Back in school I had a few courses in digital electronics, so Karnaugh maps were not something alien to me. Unfortunately, my life experience never took me down a path where I had to simplify Boolean equations.
A current software development project required a screen with various UI options to allow the user to configure the application. Among the usual validations that I had to perform on the entered selections was one that was somewhat unusual.
The application provides logging functionality and also calls an external process that also performs logging functions. In both cases the folder location of the log file can be specified by the user. The UI elements to handle this were the following:
- A checkbox that allows the user to either enable or disable logging for the application.

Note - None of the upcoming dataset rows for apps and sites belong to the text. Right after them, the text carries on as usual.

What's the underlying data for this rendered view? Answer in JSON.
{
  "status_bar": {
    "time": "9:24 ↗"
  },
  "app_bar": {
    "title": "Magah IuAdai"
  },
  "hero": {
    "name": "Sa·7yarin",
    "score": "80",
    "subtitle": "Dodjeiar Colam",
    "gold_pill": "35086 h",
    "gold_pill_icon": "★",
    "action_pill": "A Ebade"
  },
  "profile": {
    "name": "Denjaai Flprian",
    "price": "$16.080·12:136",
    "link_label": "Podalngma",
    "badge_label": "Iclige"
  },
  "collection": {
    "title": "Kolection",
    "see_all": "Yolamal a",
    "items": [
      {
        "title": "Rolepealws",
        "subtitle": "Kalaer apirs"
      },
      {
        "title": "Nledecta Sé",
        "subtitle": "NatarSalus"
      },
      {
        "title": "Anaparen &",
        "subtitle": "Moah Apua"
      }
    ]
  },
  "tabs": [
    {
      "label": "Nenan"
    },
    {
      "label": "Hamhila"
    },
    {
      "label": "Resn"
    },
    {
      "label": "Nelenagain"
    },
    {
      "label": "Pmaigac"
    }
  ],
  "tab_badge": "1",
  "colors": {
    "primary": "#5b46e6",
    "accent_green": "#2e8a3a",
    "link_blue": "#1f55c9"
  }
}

- Another checkbox to specify that the external application should use the same log folder as the calling app.
- A text field where the user types in a valid folder specification where the log file will be created.
The validation is a success when either of these checkboxes are ticked and the folder specification is valid or when neither checkbox is ticked. Of course, I could have just put together an interesting IF statement that would accomplish the required tests, but I wondered if I could put together one Boolean formula (function) that would return the status of the validation given the rules above.
That’s when I remembered the Karnaugh maps. I also came to the realization that I did not remember how to use these maps. I already had the truth table:
a = Log enable/disable check box
b = External app uses same log folder as main app check box
c = Valid folder specification text field
a b c Valid
0 0 0 1
0 0 1 1
0 1 0 0
0 1 1 1
1 0 0 0
1 0 1 1
1 1 0 0
1 1 1 1
I just needed to remember the technique for setting up the map, inserting the result values and deriving the resultant Boolean formula. After doing some research and reading I managed to perform the first two steps (left side of image):
I should note that I had completely forgotten that little rule that indicates that the rows (or columns) should be numbered such that only one bit changes. I had initially numbered the rows 00, 01, 10 and 11, but when I read that I changed it as shown above.
After a bit more research I understood how to get the formula’s terms which are also shown above. The translation of this formula to code was easy from here:
Function fLoggingUIIsValid() as Boolean
Return (Not chkboxEnLog.Checked and Not chkboxXAppLog.Checked) or
And there it is. This worked nicely for my purposes. Regards.